Start of Available records

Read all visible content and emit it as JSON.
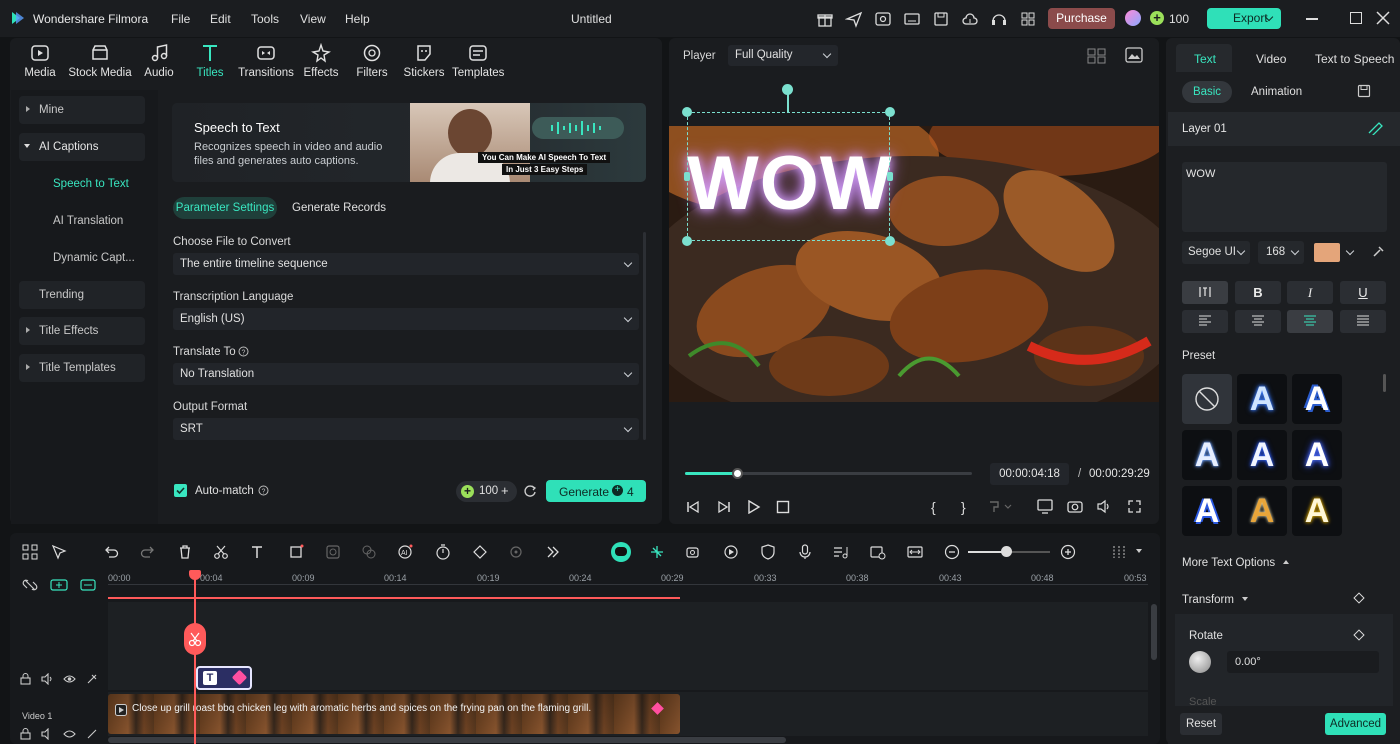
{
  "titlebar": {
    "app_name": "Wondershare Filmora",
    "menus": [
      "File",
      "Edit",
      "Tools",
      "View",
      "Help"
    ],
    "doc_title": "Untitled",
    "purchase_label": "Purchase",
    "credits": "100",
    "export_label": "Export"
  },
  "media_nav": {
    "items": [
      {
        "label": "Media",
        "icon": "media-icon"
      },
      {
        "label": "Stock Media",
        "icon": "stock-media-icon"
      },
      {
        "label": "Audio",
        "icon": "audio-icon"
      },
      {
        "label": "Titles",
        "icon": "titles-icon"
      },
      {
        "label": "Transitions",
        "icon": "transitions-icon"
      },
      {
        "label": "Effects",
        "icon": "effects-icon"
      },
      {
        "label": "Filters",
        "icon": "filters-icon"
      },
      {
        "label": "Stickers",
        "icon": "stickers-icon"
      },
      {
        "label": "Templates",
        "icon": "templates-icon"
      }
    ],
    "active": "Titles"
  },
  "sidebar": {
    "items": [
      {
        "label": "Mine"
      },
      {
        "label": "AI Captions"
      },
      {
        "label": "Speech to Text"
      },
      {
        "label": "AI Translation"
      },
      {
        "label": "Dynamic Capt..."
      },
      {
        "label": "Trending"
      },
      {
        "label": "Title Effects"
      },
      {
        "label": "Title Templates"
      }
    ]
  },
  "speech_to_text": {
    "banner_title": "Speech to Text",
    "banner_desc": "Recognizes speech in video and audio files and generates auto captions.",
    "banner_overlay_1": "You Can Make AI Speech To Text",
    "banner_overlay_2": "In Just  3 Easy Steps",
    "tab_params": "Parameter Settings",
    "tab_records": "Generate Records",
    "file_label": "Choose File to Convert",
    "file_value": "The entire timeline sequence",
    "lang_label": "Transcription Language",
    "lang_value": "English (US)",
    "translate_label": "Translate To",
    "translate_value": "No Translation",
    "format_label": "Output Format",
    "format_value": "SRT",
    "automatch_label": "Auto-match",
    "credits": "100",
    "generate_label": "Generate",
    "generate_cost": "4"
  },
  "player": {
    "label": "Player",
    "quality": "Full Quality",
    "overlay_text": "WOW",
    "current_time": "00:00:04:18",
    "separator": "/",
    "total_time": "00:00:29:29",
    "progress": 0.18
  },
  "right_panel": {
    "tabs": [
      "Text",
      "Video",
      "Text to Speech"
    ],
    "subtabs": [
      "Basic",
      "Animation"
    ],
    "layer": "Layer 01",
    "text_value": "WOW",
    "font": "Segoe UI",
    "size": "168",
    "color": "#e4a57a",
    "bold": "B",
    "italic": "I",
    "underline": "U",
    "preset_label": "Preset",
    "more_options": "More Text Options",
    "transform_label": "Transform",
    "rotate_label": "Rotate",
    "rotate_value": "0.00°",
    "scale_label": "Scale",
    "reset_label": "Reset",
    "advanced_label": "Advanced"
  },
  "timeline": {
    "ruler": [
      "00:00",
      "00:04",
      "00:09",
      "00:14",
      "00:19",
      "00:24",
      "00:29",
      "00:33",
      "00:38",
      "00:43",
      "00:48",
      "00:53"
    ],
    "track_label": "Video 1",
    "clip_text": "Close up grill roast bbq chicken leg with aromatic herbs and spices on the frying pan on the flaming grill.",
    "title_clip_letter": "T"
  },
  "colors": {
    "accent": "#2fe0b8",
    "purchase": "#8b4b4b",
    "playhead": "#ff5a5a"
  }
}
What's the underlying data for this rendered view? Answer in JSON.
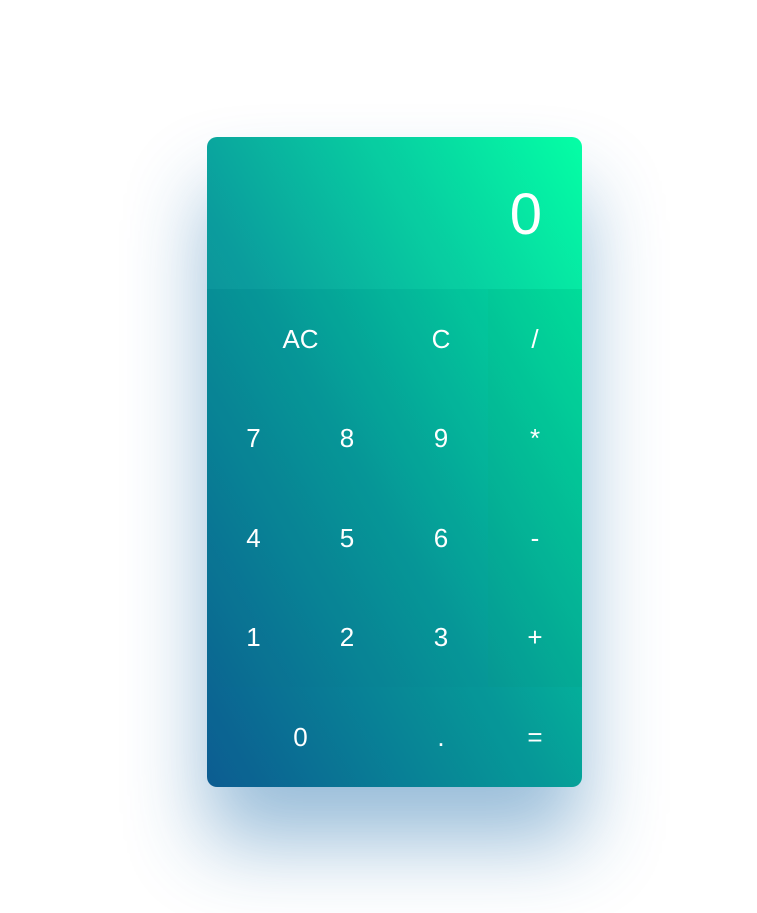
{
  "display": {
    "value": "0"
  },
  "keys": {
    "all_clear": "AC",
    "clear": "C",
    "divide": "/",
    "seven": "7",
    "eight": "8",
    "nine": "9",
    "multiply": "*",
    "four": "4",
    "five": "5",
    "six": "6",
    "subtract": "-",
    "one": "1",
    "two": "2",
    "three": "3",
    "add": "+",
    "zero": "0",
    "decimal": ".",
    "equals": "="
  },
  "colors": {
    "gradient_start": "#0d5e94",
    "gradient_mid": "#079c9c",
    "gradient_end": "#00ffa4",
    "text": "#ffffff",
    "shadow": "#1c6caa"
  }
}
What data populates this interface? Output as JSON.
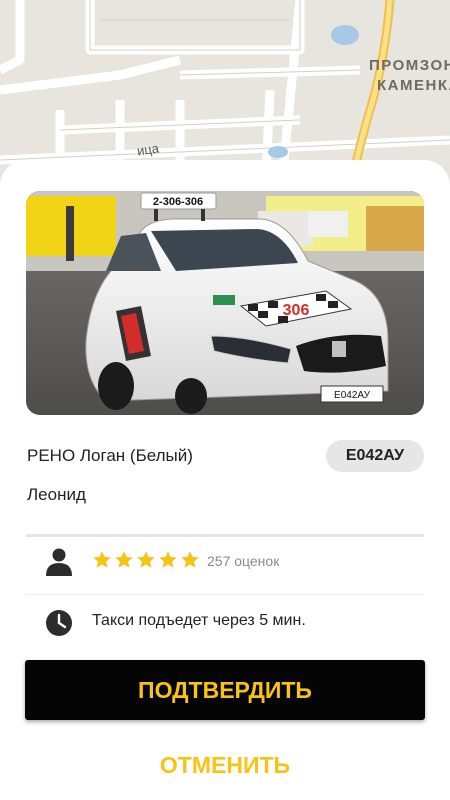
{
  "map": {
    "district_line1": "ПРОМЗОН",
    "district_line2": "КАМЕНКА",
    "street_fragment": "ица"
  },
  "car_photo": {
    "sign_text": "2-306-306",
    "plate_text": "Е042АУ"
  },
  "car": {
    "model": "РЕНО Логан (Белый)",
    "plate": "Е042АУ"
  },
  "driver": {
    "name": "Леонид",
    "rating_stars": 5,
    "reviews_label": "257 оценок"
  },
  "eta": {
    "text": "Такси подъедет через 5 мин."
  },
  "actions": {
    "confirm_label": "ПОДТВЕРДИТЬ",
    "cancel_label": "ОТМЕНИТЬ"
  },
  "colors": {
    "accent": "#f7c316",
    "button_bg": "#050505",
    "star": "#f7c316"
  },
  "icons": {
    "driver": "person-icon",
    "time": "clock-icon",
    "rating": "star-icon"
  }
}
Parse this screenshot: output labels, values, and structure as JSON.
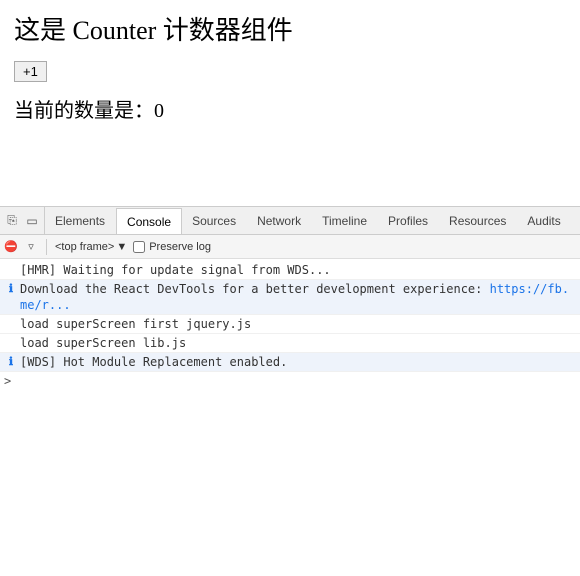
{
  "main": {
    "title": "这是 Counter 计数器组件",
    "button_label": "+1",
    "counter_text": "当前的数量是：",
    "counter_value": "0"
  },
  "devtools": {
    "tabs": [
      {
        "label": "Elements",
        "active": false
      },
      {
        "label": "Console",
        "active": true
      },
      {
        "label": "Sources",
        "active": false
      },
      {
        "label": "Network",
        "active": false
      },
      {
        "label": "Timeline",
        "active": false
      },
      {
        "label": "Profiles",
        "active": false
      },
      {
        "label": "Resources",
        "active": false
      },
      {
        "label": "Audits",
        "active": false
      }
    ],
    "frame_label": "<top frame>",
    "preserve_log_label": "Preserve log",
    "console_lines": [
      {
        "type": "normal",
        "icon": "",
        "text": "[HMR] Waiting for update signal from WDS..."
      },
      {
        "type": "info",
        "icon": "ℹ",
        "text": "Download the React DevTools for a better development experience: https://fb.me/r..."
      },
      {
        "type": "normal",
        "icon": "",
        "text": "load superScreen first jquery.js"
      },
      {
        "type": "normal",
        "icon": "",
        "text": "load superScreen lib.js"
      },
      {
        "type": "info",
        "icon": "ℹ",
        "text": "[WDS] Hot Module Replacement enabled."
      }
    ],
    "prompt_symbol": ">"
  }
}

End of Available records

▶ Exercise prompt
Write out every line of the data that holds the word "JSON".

▶ Task result
Read all visible content and emit it as JSON.
What's the underlying data for this rendered view? Answer in JSON.
What data populates this interface? Output as JSON.
Parse this screenshot: output labels, values, and structure as JSON.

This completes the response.